In the 1980s, Santa Monica’s single family zoning code was rewritten and modified to prevent the “mansionization” of small homes on small lots, from being built out to the maximum allowable height without setbacks and articulation of the facades.
The revised codes were written with the intent to restrict maximum height vertical walls being built along the side yard, for example, blocking sunlight and blue sky from the neighboring home. Side yard setbacks were widened as height increased to assure adequate separation for light and air. Homes had to be articulated, stepped back after a certain number of feet or percent of wall length, to minimize negative impacts on their neighbors’ access to air and sun.
When we consider those design criteria for single-family residences, it seems logical that it should apply to the commercial sector too. Looking at recently approved, and built, commercial mixed use projects, we find little or no “front yard” set back (otherwise known as wider sidewalks). We see no new paseos between newly-built commercial buildings, or articulated facades that allow sun and air to reach either the passageways or the occupants of the buildings.
We see instead boxes that maximize their site with some (usually repetitive) breaks along the front elevation but little concern for the side elevations that can block access to light and air. Lincoln Boulevard, especially from the freeway north, will soon be the ugly poster child of wall to wall mixed use five-seven story buildings, a testament not to good planning and design but to developer greed and the politicians who allow it.
Santa Monica is a beach community that can be likened to Central Park in New York. We are a natural resource of fresh cool air and sun for the greater region. People come to Santa Monica to seek relief in the summer from the oppressive heat of the valleys, the downtown metro areas and the east side. It is time to recognize that and step away from the notion that Santa Monica is merely a developers’ golden goose that is to be built out to the maximum. Can you imagine infilling Central Park with high-rise “walkable” neighborhoods? New Yorkers wouldn’t stand for it. Why do we?
The sooner we treat Santa Monica as our home, with quality of life and sustainability of the environment as the primary motivation for responsible growth and development, the healthier and more functional our home will become, for all of us who live here and for those we serve in the greater region, including our millions of tourists per year, crucial to our economic well-being.

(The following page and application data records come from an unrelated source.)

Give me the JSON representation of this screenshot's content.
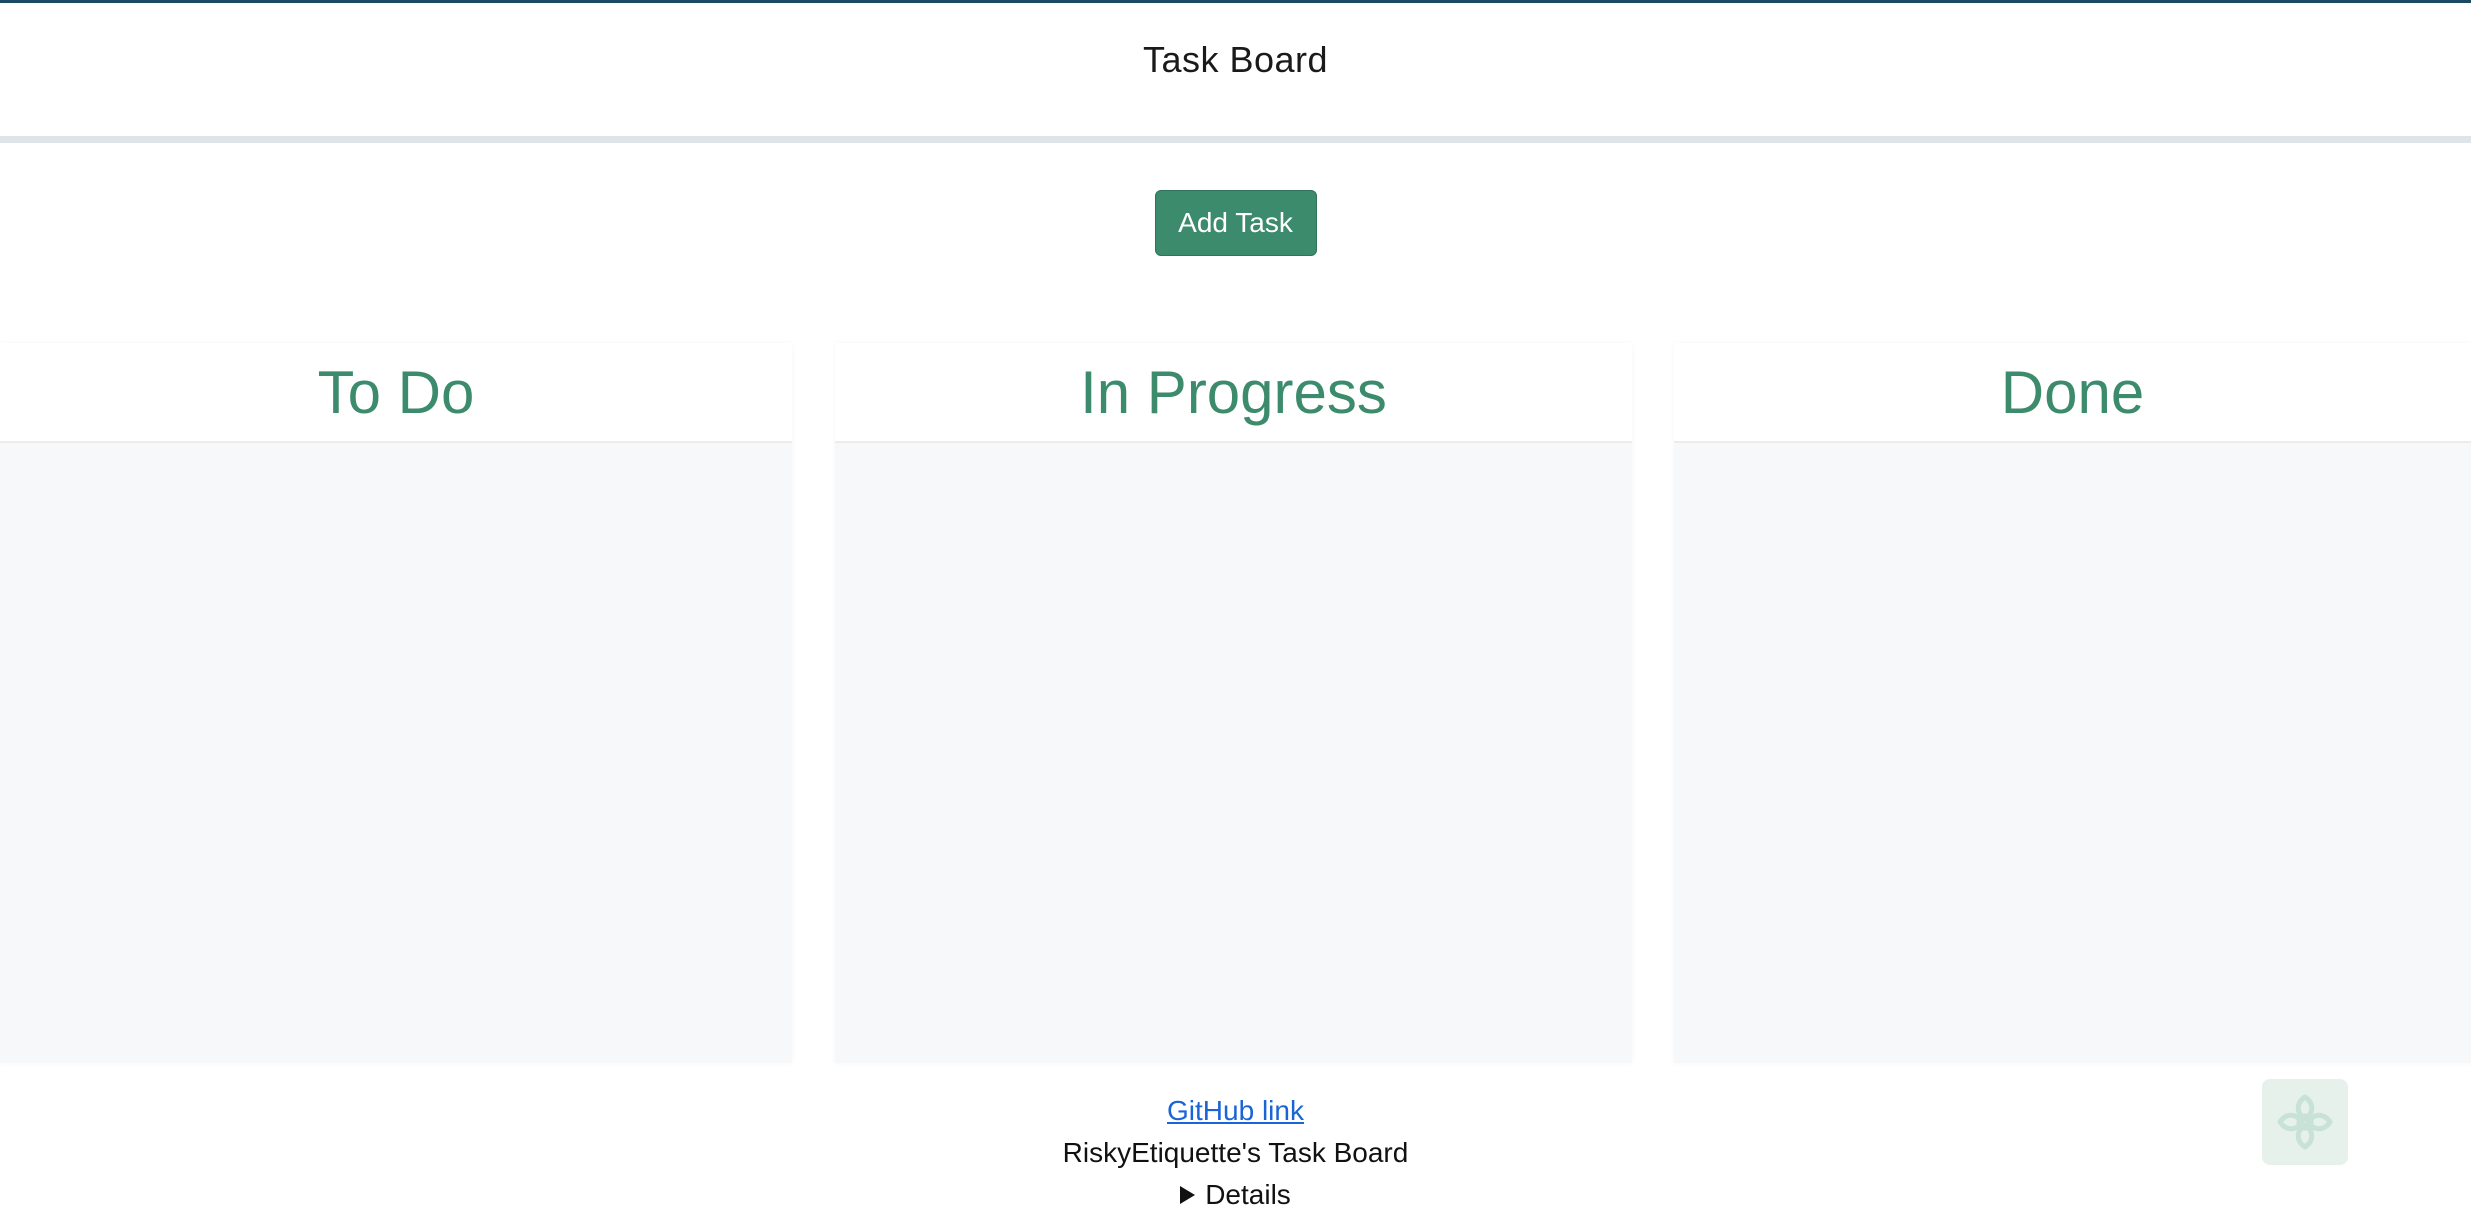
{
  "header": {
    "title": "Task Board"
  },
  "toolbar": {
    "add_task_label": "Add Task"
  },
  "columns": [
    {
      "title": "To Do"
    },
    {
      "title": "In Progress"
    },
    {
      "title": "Done"
    }
  ],
  "footer": {
    "github_link_label": "GitHub link",
    "caption": "RiskyEtiquette's Task Board",
    "details_label": "Details"
  },
  "icons": {
    "corner_badge": "flower-logo-icon",
    "details_marker": "triangle-right-icon"
  },
  "colors": {
    "accent": "#3c8b6c",
    "link": "#1a64d6",
    "column_body": "#f7f8fa"
  }
}
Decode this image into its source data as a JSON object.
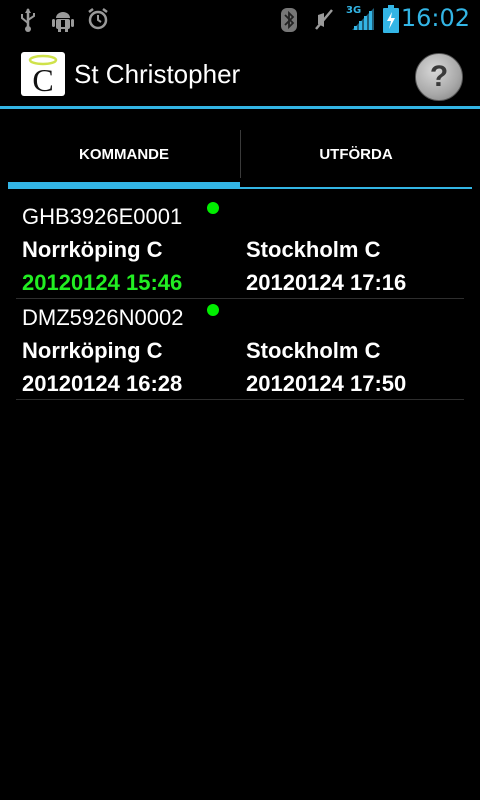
{
  "status_bar": {
    "time": "16:02",
    "network": "3G",
    "icons": [
      "usb-icon",
      "android-debug-icon",
      "alarm-icon",
      "bluetooth-icon",
      "mute-icon",
      "signal-icon",
      "battery-charging-icon"
    ]
  },
  "app": {
    "title": "St Christopher",
    "logo_letter": "C",
    "help_label": "?"
  },
  "tabs": [
    {
      "label": "KOMMANDE"
    },
    {
      "label": "UTFÖRDA"
    }
  ],
  "trips": [
    {
      "id": "GHB3926E0001",
      "from": "Norrköping C",
      "to": "Stockholm C",
      "departure": "20120124 15:46",
      "arrival": "20120124 17:16"
    },
    {
      "id": "DMZ5926N0002",
      "from": "Norrköping C",
      "to": "Stockholm C",
      "departure": "20120124 16:28",
      "arrival": "20120124 17:50"
    }
  ],
  "colors": {
    "accent": "#33b5e5",
    "active_dot": "#00ee00",
    "active_time": "#22ee22"
  }
}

We continually hear from those who propose more and more development that it is all about a shortage of affordable housing. Close to 3,000 units approved and in the pipeline has not produced affordable housing. It’s a myth, a con. The new housing units will rent very high, whatever the market will bear, which in fact will have the opposite effect, of raising rent ceilings in the adjacent neighborhoods.
“Affordable” is a buzz word that moves large scale commercial projects through the approval process with the promise of a few token so-called affordable units. Certain council members and planning commissioners seem very willing to ignore the negative impacts of these large scale projects, as long as there are a few units that are called “affordable.”
The commercial building sector needs to be similarly restricted from “mansionization,” of our downtown and boulevards, much as our single family residences are restricted, for all the same reasons: light, air, sustainability, impact on adjacencies – quality of life. We have a responsibility we’re not currently fulfilling, to protect our beachfront environment, and the relief our low rise beach town provides to the greater region. People come to enjoy our beaches, blue skies and fresh ocean air, not to visit just another dense, congested, traffic clogged, downtown metropolis with a Disney-esque promenade soon to be buried in the shadows of the tall condo/hotel structures contemplated for Ocean Ave.
Just say no to the “mansionization” of Santa Monica.
Robert Taylor AIA for SMa.r.t.